In the 5th century the Saxons and other Germanic tribes occupied Britain and pushed most of the Celtic Christians into Wales and Cornwall. At the same time, Saint Patrick and other British missionaries founded a new church in Ireland and that church became the centre of Celtic Christianity. St. Patrick is said to have established Christianity in Ireland and introduced literacy, and in the next few centuries it either overthrew or absorbed the old pagan ways. Pagan festivals and holidays were adapted into Christian holy days, and many of the local god and goddess stories converted into tales of Irish saints. The most famous example is the Celtic goddess Brigid, or Bride, who is now known in the Christian Church as St.
Brigit, the leading female saint of Ireland. The Christianity on territories occupied by Rome was Episcopal under the control of a bishop, but that kind of Christianity demanded more urbanization than there was in the Celtic world. Irish Christianity soon became monastic under the leadership of abbots. The Irish monks and monasteries did much to save the knowledge of ancient Roman literature in early medieval Europe.
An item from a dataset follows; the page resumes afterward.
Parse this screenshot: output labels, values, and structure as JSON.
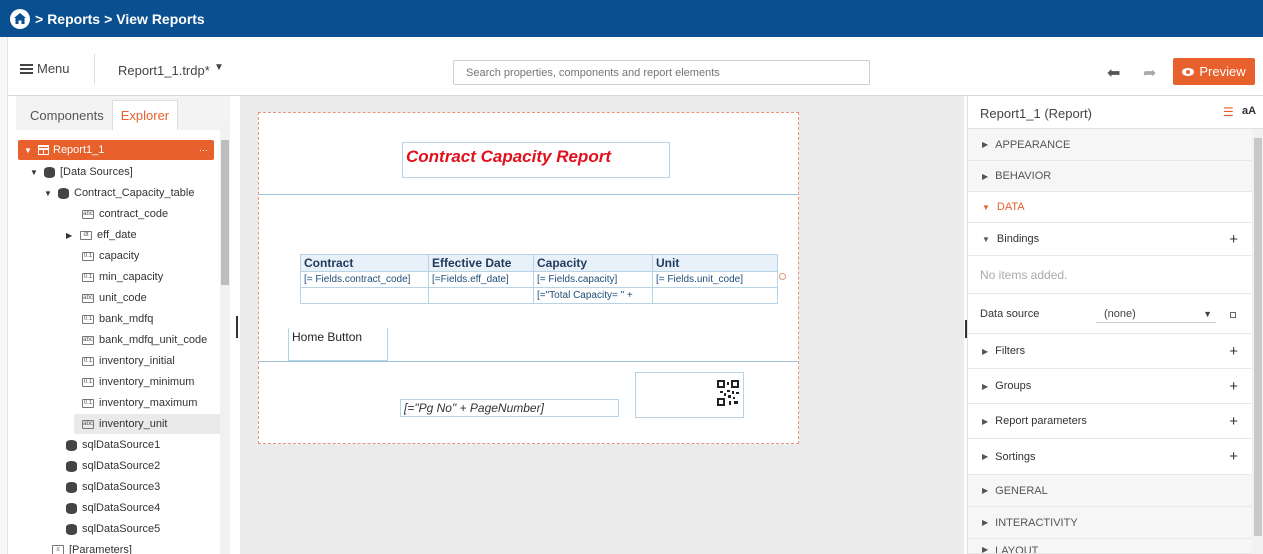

Between the late 6th and the early 8th centuries, Irish missionaries were Christianising Europe, and they founded numerous monasteries in what is today France, Germany, Switzerland, and Italy. This was the Golden Age of Ireland.
It wasn’t until the late sixth century that Christianity was reintroduced into Britain; this brand of Christianity, more associated with the practices of the Roman church, came into conflict with Celtic Christianity and its unique practices. By the tenth century, the unique Celtic Christianity of Britain had largely been subordinated to Saxon Christianity. Celtic Christianity in Ireland weakened when the Vikings invaded in the 9th and 10th centuries and by the 12th century its characteristic institutions, which differed from the prevailing traditions of the Roman church, basically disappeared from Europe. CONCLUSION There are many theories about Celtic origins, about their mythology and their culture, but they are often only theories. Writing history as such is very complicated and can never be seen as completely accurate.
Therefore, one can never be sure of the events from the past. The early Celtic history is based on second-hand sources, and many things are too vague to be considered absolute truth. For the most part we can only speculate. Todays romantic view of the Celts is that of magic, heroes and the supernatural. On the other side, there is a sceptic view that denies all connections between the tribes that are considered Celtic. Well probably never know with complete certainty.
Nonetheless, we try to find out, we try to shed light, to conclude. With the help of the sources that we can rely on archaeological evidence, Romans and monks we can make more theories, but they will still be only theories. Bibliography Caesar, Julius : De bello Gallico (Gallic Wars) Ellis, Peter Berresford. The Celtic Empire Bulfinch, Thomas. Bulfinch’s Mythology: The Age of Fable, The Age of Chivalry, Legends of Charlemagne,.